 Many reactions can proceed in both the forward
direction (towards products- to the right) and the
reverse reaction (towards reactants- to the left)
Recall weak acids and bases!
Dynamic Equilibrium
 Molecules are constantly moving, so in chemistry we
always have dynamic equilibriums (not static)
 Dynamic equilibriums occur when the rate of the
forward reaction is equal to the rate of the reverse
Which is at equilibrium?
 Salt in water?
4 Conditions for ANY Equilibrium
 1. Equilibrium is achieved in a reversible process when
the rates of opposing changes are equal (represented by
the double arrow)
 2. Macroscopic properties are constant. No change in

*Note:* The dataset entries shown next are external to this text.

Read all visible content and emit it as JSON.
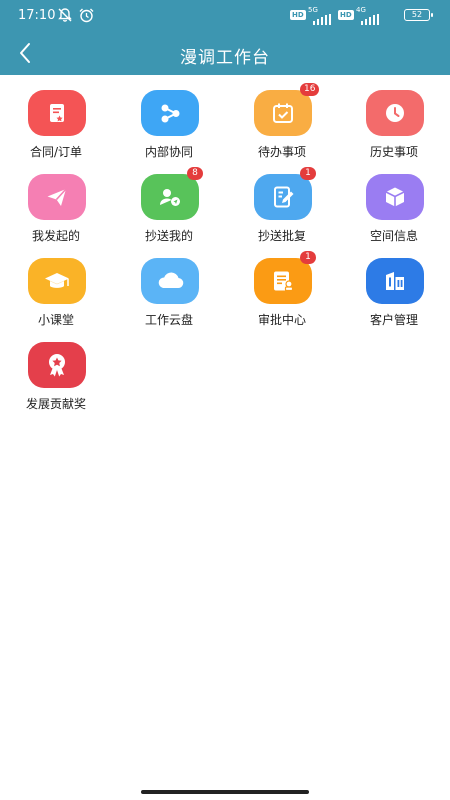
{
  "status_bar": {
    "time": "17:10",
    "hd1": "HD",
    "net1": "5G",
    "hd2": "HD",
    "net2": "4G",
    "battery": "52"
  },
  "header": {
    "title": "漫调工作台"
  },
  "colors": {
    "header_bg": "#3d96b1",
    "badge": "#e43c3c"
  },
  "apps": [
    {
      "label": "合同/订单",
      "badge": "",
      "color": "#f45455",
      "icon": "contract-icon"
    },
    {
      "label": "内部协同",
      "badge": "",
      "color": "#3ea6f5",
      "icon": "share-nodes-icon"
    },
    {
      "label": "待办事项",
      "badge": "16",
      "color": "#f9ad43",
      "icon": "calendar-check-icon"
    },
    {
      "label": "历史事项",
      "badge": "",
      "color": "#f36b6b",
      "icon": "clock-icon"
    },
    {
      "label": "我发起的",
      "badge": "",
      "color": "#f57fb3",
      "icon": "paper-plane-icon"
    },
    {
      "label": "抄送我的",
      "badge": "8",
      "color": "#58c35a",
      "icon": "user-send-icon"
    },
    {
      "label": "抄送批复",
      "badge": "1",
      "color": "#4ea8ef",
      "icon": "edit-note-icon"
    },
    {
      "label": "空间信息",
      "badge": "",
      "color": "#9a7df2",
      "icon": "cube-icon"
    },
    {
      "label": "小课堂",
      "badge": "",
      "color": "#fab327",
      "icon": "graduation-cap-icon"
    },
    {
      "label": "工作云盘",
      "badge": "",
      "color": "#5bb4f6",
      "icon": "cloud-icon"
    },
    {
      "label": "审批中心",
      "badge": "1",
      "color": "#fb9b14",
      "icon": "approval-doc-icon"
    },
    {
      "label": "客户管理",
      "badge": "",
      "color": "#2d7be6",
      "icon": "building-icon"
    },
    {
      "label": "发展贡献奖",
      "badge": "",
      "color": "#e43f4b",
      "icon": "award-ribbon-icon"
    }
  ]
}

properties that depend on the total quantity of matter
(ex. colour, pressure, concentration, pH, etc.)
Dynamic change at the molecular level, but no change at
the macroscopic level
 3. Equilibrium can only be reached in closed systems,
including constant temperature (energetically closed too)
 4. Equilibrium can be approached from either direction
and proportions will still be the same.
Equilibrium Concentrations
 Although the rates are the same for either direction,
it is important to remember that the concentrations
are not!
Don’t be fooled by a steady state!
 Reactants are constantly added and products are
removed as they form- appears at equilibrium
Le Chatelier’s Principle
 Henri Louis Le Chatelier was the first
to describe how chemical systems at
equilibrium adjust to changes:
 If a system at equilibrium is subjected
to an external stress, the equilibrium
will shift to minimize the effects of
that stress
 If you think about it- we do that too!
Le Chatelier
 External stresses are factors that cause either the
forward or reverse reaction to change, throwing the
system out of balance.
 Le Chatelier allows us to predict how stress will
affect the system
 4 factors to consider:
1. Concentration
2. Pressure and volume
3. Temperature
4. Catalyst
Le Chatelier- Concentration
 Consider the following equilibrium:
Fe3+(aq) + SCN-(aq) ↔ FeSCN2+(aq)
 If more Fe3+ is added to the reaction, what will happen?
The system needs to react to minimize the stress
Since Fe3+ is on the reactant side, the rate of the forward reaction will
increase to “use up” the additional reactant
This causes a shift to the right (to produce more FeSCN2+)
 What color will the solution become?
 When we added more Fe3+ we could say any of the
following and they all mean the same thing:
Equilibrium shifts to the right
Equilibrium shifts to products
The forward reaction is favoured
 Conversely, if we add more FeSCN2+
 The equilibrium will shift to the left
 The equilibrium will shift to reactants
 Reactants will be favoured
Fe3+(aq) + SCN-(aq) ↔ FeSCN2+(aq)
Removing a Substance
 Concentration of one of the substances can also be
changed by removing that substance
This is usually done by adding another substance to react with
one of the compounds/ions that is already in the reaction
Ex. Pb2+ reacts with SCN-. If we add Pb2+ ions it will remove
SCN- ions and the equilibrium will shift to replace these ions
(shift left)
Fe3+(aq) + SCN-(aq) ↔ FeSCN2+(aq)
Recall: Pressure
 Pressure is caused by molecules colliding
Changing Pressure and Volume
 If you increase the pressure, you typically do this by
decreasing the volume
 Reaction will favour the side with the least number of
mols of a gas
Conversely, if you decrease the pressure the reaction will shift to
favour the greater number of moles of gas
 If both sides of the equilibrium have the same number of
moles, the equilibrium will not shift.
For Example:
 N2O4 is colorless, NO2 is brown
 Decreasing the volume increases the pressure,
equilibrium shifts left
Changing Temperature
 Easiest way to see the affect of temperature is to
include heat in the reaction equation
Exothermic reactions give off heat as a product
Endothermic reactions require heat (include in reactants)
For N2O4(g) ↔ 2NO2 (g) the ΔH = + 53kJ
So we can write this as:
N2O4(g) + heat ↔ 2NO2 (g)
Now it is much easier to see how heat will affect the
-addition of heat will cause a shift to the right
Addition of a Catalyst
 Catalysts speed up both the forward and reverse
reactions- the no not affect the position of an

similar documents